Structured decision making is a systematic, transparent process for improving the quality of complex decisions by identifying measurable management objectives and feasible management actions; predicting the potential consequences of management actions relative to the stated objectives; and selecting a course of action that maximizes the total benefit achieved and balances tradeoffs among objectives. The U.S. Geological Survey, in cooperation with the U.S. Fish and Wildlife Service, applied an existing, regional framework for structured decision making to develop a prototype tool for optimizing salt marsh management decisions at the Chincoteague National Wildlife Refuge in Virginia. Refuge biologists, refuge managers, and research scientists identified multiple potential management actions to improve the ecological integrity of 12 salt marsh management units within the refuge and estimated the outcomes of each action in terms of performance metrics associated with each management objective. Value functions previously developed at the regional level were used to transform metric scores to a common utility scale, and utilities were summed to produce a single score representing the total management benefit that would be accrued from each potential management action. Constrained optimization was used to identify the set of management actions, one per salt marsh management unit, that would maximize total management benefits at different cost constraints at the refuge scale. Results indicated that, for the objectives and actions considered here, total management benefits may increase consistently up to approximately $2.5 million, but that further expenditures may yield diminishing return on investment. For multiple salt marsh management units, a scenario incorporating managing grazing practices within the marsh was selected to maximize benefits while constraining total costs for the refuge at less than $2.5 million. Thin-layer deposition was predicted to increase the total management benefit substantially, but at considerable total costs ($2.5 million to $83 million). The prototype presented here provides a framework for decision making at the Chincoteague National Wildlife Refuge that can be updated as new data and information become available. Insights from this process may also be useful to inform future habitat management planning at the refuge.
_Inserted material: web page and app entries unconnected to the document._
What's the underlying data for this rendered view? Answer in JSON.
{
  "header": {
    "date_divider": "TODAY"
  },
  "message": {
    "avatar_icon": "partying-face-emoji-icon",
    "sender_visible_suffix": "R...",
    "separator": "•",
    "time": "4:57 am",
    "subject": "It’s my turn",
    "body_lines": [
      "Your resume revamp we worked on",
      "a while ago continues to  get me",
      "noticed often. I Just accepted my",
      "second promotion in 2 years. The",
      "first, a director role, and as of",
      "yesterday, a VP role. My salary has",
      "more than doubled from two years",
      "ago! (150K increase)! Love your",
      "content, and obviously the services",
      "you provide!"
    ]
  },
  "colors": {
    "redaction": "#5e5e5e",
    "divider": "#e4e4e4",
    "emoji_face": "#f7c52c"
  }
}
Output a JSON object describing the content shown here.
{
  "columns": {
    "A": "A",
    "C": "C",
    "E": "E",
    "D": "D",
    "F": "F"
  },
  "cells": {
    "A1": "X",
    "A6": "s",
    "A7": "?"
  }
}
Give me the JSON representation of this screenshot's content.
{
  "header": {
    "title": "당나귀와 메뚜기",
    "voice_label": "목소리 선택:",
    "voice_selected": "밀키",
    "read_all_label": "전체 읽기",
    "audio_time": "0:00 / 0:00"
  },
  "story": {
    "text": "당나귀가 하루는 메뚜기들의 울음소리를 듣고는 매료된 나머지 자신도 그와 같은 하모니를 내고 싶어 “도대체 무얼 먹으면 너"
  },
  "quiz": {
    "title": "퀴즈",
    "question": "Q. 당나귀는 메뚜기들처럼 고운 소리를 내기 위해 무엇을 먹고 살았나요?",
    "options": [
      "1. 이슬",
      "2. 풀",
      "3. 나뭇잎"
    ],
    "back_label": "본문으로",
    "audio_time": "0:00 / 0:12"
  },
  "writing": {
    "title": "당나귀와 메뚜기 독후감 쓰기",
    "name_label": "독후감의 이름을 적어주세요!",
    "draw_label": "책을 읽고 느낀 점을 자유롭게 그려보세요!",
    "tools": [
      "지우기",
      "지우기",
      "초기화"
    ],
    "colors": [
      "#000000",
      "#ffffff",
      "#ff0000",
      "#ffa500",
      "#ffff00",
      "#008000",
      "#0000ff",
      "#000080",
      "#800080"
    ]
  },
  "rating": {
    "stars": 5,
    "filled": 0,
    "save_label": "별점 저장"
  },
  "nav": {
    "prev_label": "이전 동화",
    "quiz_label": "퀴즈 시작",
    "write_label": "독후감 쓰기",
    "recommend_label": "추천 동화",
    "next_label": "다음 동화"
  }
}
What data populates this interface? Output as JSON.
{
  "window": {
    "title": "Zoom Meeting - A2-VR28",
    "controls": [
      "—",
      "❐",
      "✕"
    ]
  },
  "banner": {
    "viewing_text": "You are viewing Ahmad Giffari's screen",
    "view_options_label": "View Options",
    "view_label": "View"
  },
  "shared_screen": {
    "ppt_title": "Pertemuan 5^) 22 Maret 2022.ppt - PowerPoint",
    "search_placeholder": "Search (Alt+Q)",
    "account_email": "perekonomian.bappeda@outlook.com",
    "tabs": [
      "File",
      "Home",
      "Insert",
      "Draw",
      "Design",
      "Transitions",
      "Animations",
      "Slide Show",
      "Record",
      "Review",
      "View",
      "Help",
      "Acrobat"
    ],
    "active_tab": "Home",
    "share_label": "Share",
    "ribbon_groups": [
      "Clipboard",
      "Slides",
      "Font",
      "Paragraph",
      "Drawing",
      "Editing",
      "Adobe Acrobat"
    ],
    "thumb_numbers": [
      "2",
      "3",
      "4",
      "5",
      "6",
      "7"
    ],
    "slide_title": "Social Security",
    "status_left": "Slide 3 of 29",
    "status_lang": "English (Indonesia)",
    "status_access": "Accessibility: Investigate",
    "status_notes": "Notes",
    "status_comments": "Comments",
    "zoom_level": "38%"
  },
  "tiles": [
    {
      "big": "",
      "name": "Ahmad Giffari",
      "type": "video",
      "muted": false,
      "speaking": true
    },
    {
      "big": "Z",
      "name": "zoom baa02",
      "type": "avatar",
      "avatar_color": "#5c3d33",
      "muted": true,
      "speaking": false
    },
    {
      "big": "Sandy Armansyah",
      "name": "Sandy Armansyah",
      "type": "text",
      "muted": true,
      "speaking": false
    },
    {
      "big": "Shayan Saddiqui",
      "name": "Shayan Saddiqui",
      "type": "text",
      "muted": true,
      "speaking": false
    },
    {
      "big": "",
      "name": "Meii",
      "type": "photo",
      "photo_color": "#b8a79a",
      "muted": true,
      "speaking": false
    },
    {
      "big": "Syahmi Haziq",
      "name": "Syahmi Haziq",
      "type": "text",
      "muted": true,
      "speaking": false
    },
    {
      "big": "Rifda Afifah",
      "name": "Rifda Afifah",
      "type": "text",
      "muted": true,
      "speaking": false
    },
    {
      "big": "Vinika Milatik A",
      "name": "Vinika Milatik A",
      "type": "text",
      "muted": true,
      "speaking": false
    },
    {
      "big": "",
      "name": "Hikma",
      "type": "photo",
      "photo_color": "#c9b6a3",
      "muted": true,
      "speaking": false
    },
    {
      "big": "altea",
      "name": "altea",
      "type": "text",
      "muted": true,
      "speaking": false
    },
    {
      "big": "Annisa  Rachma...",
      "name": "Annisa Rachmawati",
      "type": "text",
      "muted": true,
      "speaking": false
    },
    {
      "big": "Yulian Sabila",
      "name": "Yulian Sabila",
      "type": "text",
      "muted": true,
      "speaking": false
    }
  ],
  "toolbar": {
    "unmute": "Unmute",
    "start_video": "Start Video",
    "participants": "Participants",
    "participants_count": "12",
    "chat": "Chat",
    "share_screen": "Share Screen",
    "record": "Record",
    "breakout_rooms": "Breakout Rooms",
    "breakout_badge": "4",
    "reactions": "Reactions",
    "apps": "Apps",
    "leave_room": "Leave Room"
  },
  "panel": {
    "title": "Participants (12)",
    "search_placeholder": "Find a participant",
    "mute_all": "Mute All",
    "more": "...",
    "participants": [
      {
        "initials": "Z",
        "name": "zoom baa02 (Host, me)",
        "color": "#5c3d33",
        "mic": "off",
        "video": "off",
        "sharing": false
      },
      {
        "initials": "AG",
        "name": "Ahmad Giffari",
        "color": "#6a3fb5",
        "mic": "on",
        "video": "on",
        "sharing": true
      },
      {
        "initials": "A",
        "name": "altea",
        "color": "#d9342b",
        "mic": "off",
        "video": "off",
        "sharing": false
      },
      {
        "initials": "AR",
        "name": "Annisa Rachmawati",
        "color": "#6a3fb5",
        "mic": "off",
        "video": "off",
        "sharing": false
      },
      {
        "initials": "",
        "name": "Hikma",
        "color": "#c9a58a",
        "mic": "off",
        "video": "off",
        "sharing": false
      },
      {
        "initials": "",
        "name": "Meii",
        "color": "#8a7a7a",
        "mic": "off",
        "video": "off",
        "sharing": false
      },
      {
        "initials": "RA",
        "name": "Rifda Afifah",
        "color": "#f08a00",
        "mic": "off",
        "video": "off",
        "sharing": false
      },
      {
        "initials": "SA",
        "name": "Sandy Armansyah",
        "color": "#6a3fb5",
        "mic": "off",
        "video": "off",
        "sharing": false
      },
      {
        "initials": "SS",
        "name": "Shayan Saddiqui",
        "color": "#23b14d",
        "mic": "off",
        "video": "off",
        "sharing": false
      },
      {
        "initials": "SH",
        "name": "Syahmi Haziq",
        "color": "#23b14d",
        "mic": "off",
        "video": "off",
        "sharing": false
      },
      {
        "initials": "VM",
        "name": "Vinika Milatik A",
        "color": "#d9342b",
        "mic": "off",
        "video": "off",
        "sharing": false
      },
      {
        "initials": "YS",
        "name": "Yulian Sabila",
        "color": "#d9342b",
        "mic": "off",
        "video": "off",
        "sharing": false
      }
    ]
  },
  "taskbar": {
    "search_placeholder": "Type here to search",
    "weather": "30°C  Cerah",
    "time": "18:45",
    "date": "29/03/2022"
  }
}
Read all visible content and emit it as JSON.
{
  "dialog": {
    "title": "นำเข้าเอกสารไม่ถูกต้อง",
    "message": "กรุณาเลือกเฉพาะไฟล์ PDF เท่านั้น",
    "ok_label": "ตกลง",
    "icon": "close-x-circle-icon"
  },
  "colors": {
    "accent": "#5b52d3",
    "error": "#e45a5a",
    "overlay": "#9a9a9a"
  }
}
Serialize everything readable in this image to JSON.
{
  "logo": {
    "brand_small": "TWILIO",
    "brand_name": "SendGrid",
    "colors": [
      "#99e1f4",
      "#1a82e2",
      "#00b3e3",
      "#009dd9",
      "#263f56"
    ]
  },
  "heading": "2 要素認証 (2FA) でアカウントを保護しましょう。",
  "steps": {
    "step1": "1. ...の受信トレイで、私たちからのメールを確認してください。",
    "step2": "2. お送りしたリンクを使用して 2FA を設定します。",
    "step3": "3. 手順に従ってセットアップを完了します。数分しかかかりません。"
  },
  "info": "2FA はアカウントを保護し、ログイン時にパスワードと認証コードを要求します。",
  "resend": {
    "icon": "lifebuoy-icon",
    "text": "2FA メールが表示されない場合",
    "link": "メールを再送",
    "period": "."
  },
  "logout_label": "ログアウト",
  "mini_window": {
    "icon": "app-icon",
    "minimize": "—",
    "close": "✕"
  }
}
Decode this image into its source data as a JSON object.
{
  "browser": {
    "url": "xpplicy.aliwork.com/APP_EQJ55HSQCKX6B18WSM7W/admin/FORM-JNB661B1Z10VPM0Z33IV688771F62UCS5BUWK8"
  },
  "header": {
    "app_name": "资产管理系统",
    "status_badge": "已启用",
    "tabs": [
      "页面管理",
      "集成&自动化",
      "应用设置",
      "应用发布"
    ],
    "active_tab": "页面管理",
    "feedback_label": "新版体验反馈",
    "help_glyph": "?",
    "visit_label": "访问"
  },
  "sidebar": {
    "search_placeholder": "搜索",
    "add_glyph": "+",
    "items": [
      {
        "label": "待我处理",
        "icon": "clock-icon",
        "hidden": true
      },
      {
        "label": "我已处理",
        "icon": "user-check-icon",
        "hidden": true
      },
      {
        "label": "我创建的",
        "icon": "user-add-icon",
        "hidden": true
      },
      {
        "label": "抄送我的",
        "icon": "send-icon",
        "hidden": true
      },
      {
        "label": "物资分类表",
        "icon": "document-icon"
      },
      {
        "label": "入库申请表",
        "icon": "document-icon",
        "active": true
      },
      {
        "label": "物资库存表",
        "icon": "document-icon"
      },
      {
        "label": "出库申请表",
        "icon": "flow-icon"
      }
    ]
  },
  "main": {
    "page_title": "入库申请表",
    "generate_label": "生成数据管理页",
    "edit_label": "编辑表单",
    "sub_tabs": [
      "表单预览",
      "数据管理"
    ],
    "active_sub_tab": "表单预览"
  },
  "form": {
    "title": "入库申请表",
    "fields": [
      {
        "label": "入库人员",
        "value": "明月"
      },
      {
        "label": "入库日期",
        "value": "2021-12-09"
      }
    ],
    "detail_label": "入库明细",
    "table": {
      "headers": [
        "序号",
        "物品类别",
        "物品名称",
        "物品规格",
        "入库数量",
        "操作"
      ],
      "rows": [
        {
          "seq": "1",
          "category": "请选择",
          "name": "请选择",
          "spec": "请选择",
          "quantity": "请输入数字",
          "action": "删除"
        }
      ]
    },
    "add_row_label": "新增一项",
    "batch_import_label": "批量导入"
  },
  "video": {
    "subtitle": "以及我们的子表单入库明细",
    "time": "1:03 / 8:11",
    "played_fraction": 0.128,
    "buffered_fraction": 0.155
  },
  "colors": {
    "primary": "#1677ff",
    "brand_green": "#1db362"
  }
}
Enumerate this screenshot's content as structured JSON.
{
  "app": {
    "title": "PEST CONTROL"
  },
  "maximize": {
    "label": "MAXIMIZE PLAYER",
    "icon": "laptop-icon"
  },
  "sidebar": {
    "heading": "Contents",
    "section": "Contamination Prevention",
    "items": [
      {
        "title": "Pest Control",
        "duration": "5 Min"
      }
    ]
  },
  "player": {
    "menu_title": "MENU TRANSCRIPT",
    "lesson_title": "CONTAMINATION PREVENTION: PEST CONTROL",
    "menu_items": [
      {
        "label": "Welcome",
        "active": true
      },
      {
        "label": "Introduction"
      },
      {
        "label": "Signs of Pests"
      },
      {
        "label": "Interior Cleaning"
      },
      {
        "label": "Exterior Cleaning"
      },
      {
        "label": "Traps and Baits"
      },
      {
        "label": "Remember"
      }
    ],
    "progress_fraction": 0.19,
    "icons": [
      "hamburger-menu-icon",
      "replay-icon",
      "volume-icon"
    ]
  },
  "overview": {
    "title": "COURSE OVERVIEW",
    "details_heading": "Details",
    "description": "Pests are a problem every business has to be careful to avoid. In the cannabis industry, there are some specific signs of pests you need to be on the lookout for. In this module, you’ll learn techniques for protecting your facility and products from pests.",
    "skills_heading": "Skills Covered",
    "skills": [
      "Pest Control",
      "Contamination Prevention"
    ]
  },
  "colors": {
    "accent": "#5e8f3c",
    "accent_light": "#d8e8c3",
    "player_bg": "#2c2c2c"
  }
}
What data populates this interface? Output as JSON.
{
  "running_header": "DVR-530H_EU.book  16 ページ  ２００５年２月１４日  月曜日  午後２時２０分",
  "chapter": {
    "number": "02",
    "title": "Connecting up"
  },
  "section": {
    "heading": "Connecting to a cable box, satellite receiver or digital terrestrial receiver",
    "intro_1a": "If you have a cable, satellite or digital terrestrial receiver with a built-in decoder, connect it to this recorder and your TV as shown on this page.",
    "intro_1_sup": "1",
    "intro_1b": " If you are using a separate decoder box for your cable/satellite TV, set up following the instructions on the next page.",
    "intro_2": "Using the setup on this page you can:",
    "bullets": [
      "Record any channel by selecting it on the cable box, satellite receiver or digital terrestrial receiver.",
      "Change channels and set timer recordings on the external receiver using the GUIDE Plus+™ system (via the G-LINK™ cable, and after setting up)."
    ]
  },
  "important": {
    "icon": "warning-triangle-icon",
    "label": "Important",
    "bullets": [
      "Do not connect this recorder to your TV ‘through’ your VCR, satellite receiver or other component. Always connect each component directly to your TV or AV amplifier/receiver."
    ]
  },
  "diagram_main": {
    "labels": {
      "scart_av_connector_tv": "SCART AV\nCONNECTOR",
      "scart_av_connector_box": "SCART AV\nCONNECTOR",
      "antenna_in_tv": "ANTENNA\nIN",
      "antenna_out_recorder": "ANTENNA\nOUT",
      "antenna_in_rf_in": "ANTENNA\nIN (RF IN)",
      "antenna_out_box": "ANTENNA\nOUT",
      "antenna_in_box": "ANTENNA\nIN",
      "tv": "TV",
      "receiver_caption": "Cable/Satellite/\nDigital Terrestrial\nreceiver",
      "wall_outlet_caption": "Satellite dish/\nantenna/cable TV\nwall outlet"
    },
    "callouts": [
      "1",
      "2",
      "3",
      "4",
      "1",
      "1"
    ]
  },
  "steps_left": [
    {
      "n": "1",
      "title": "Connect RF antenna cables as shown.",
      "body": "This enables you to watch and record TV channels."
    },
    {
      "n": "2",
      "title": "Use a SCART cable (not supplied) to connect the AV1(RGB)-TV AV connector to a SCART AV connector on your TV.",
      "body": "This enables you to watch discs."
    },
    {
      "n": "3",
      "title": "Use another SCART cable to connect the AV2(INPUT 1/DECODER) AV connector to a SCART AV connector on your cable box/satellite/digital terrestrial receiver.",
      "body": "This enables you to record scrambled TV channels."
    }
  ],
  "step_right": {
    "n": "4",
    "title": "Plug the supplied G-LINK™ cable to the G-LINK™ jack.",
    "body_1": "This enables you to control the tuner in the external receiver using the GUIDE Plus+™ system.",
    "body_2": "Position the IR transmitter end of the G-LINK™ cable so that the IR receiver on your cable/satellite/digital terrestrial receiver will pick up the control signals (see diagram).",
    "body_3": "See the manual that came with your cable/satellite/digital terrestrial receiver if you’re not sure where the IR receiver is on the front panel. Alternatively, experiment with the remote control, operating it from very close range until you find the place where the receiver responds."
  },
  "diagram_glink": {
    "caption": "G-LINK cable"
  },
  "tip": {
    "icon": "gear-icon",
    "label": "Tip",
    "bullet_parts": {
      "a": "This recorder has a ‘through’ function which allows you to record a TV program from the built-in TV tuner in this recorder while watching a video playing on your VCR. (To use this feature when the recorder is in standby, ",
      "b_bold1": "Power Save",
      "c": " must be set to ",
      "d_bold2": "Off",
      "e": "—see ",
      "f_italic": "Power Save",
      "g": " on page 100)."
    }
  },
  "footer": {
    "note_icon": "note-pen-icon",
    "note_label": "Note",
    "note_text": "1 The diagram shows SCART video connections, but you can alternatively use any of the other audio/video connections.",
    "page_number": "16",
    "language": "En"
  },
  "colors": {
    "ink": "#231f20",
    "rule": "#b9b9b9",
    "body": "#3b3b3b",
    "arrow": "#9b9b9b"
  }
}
Publication Year 2019
Title Optimization of salt marsh management at the Chincoteague National Wildlife Refuge, Virginia, through use of structured decision making
DOI 10.3133/ofr20191056
Authors Hilary A. Neckles, James E. Lyons, Jessica L. Nagel, Susan C. Adamowicz, Toni Mikula, Kevin S. Holcomb
Publication Type Report
Publication Subtype USGS Numbered Series
Series Title Open-File Report
Series Number 2019-1056
Index ID ofr20191056
Record Source USGS Publications Warehouse
USGS Organization Patuxent Wildlife Research Center; Eastern Ecological Science Center